**BRIEF:** Search the material below for the string "label" and copy each line where it appears.

-- RECORDS follows --

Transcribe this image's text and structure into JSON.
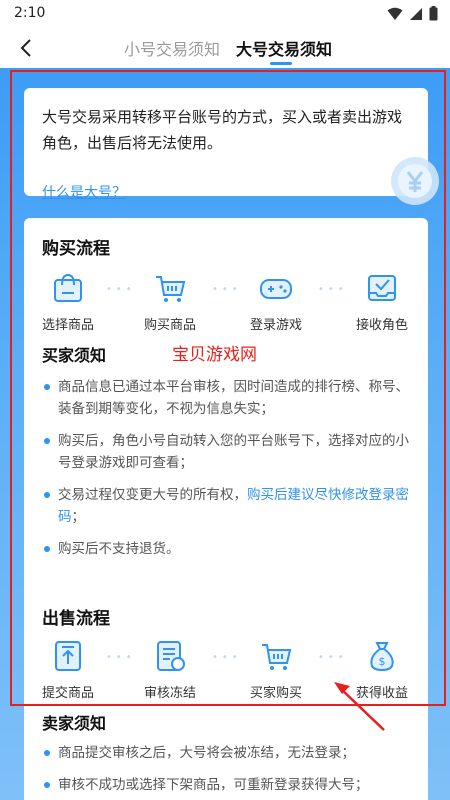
{
  "status": {
    "time": "2:10",
    "icons": [
      "wifi-icon",
      "signal-icon",
      "battery-icon"
    ]
  },
  "nav": {
    "tabs": [
      {
        "label": "小号交易须知",
        "active": false
      },
      {
        "label": "大号交易须知",
        "active": true
      }
    ]
  },
  "intro": {
    "text": "大号交易采用转移平台账号的方式，买入或者卖出游戏角色，出售后将无法使用。",
    "link": "什么是大号？"
  },
  "buy": {
    "title": "购买流程",
    "steps": [
      {
        "label": "选择商品",
        "icon": "shopping-bag-icon"
      },
      {
        "label": "购买商品",
        "icon": "cart-icon"
      },
      {
        "label": "登录游戏",
        "icon": "gamepad-icon"
      },
      {
        "label": "接收角色",
        "icon": "inbox-receive-icon"
      }
    ],
    "notes_title": "买家须知",
    "watermark": "宝贝游戏网",
    "notes": [
      {
        "text": "商品信息已通过本平台审核，因时间造成的排行榜、称号、装备到期等变化，不视为信息失实；"
      },
      {
        "text": "购买后，角色小号自动转入您的平台账号下，选择对应的小号登录游戏即可查看；"
      },
      {
        "text": "交易过程仅变更大号的所有权，",
        "highlight": "购买后建议尽快修改登录密码",
        "suffix": "；"
      },
      {
        "text": "购买后不支持退货。"
      }
    ]
  },
  "sell": {
    "title": "出售流程",
    "steps": [
      {
        "label": "提交商品",
        "icon": "upload-icon"
      },
      {
        "label": "审核冻结",
        "icon": "review-doc-icon"
      },
      {
        "label": "买家购买",
        "icon": "cart-icon"
      },
      {
        "label": "获得收益",
        "icon": "money-bag-icon"
      }
    ],
    "notes_title": "卖家须知",
    "notes": [
      {
        "text": "商品提交审核之后，大号将会被冻结，无法登录；"
      },
      {
        "text": "审核不成功或选择下架商品，可重新登录获得大号；"
      }
    ]
  },
  "colors": {
    "accent": "#2f93f0",
    "background_gradient_top": "#3d9cf5",
    "annotation_red": "#e8201c"
  }
}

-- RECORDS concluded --

**RESULT BELOW:**
        "label": "小号交易须知",
        "label": "大号交易须知",
        "label": "选择商品",
        "label": "购买商品",
        "label": "登录游戏",
        "label": "接收角色",
        "label": "提交商品",
        "label": "审核冻结",
        "label": "买家购买",
        "label": "获得收益",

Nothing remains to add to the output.